**INSTRUCTIONS FOR THE TASK**: The result should be an exact copy of the entries that follow, with no pictures included.

Interface dataset entries
——
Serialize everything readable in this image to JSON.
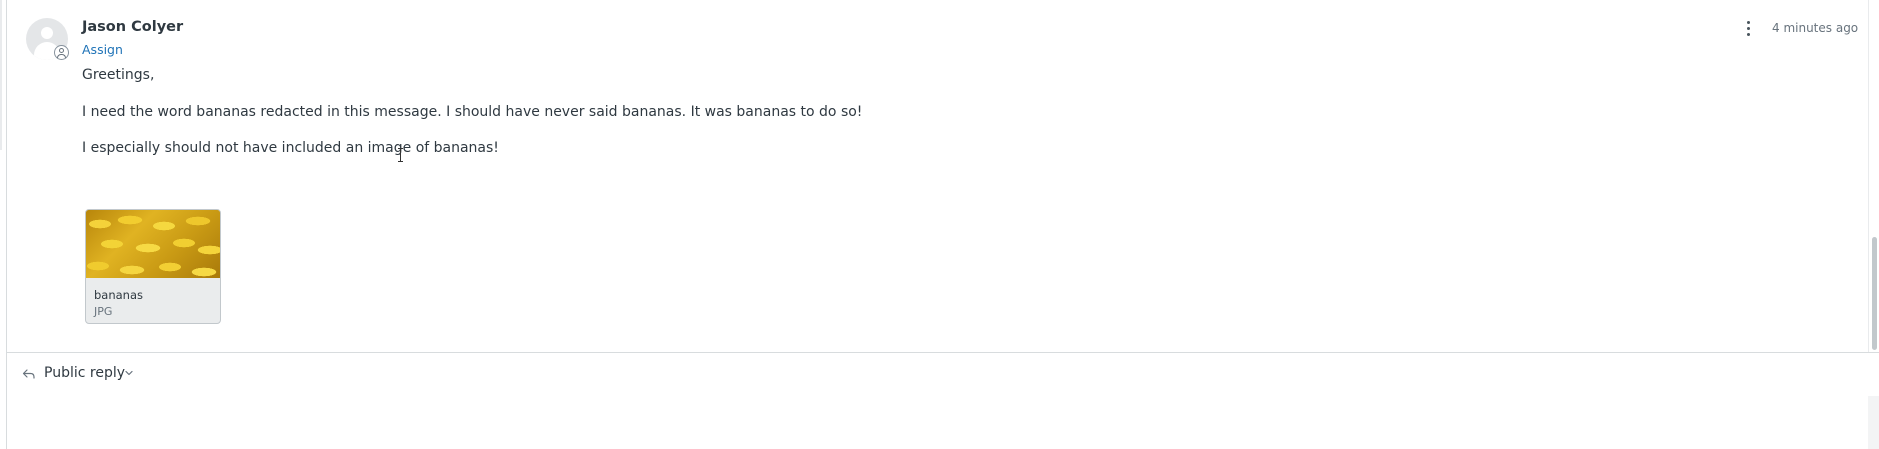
{
  "comment": {
    "author": "Jason Colyer",
    "assign_label": "Assign",
    "timestamp": "4 minutes ago",
    "paragraphs": [
      "Greetings,",
      "I need the word bananas redacted in this message. I should have never said bananas. It was bananas to do so!",
      "I especially should not have included an image of bananas!"
    ],
    "attachment": {
      "name": "bananas",
      "type": "JPG"
    }
  },
  "composer": {
    "reply_mode": "Public reply"
  },
  "icons": {
    "menu": "kebab-menu-icon",
    "reply": "reply-arrow-icon",
    "dropdown": "chevron-down-icon",
    "avatar_badge": "agent-user-icon"
  },
  "colors": {
    "link": "#1f73b7",
    "text": "#2f3941",
    "muted": "#68737d"
  }
}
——
**RESPONSE**:
Serialize everything readable in this image to JSON.
{
  "comment": {
    "author": "Jason Colyer",
    "assign_label": "Assign",
    "timestamp": "4 minutes ago",
    "paragraphs": [
      "Greetings,",
      "I need the word bananas redacted in this message. I should have never said bananas. It was bananas to do so!",
      "I especially should not have included an image of bananas!"
    ],
    "attachment": {
      "name": "bananas",
      "type": "JPG"
    }
  },
  "composer": {
    "reply_mode": "Public reply"
  },
  "icons": {
    "menu": "kebab-menu-icon",
    "reply": "reply-arrow-icon",
    "dropdown": "chevron-down-icon",
    "avatar_badge": "agent-user-icon"
  },
  "colors": {
    "link": "#1f73b7",
    "text": "#2f3941",
    "muted": "#68737d"
  }
}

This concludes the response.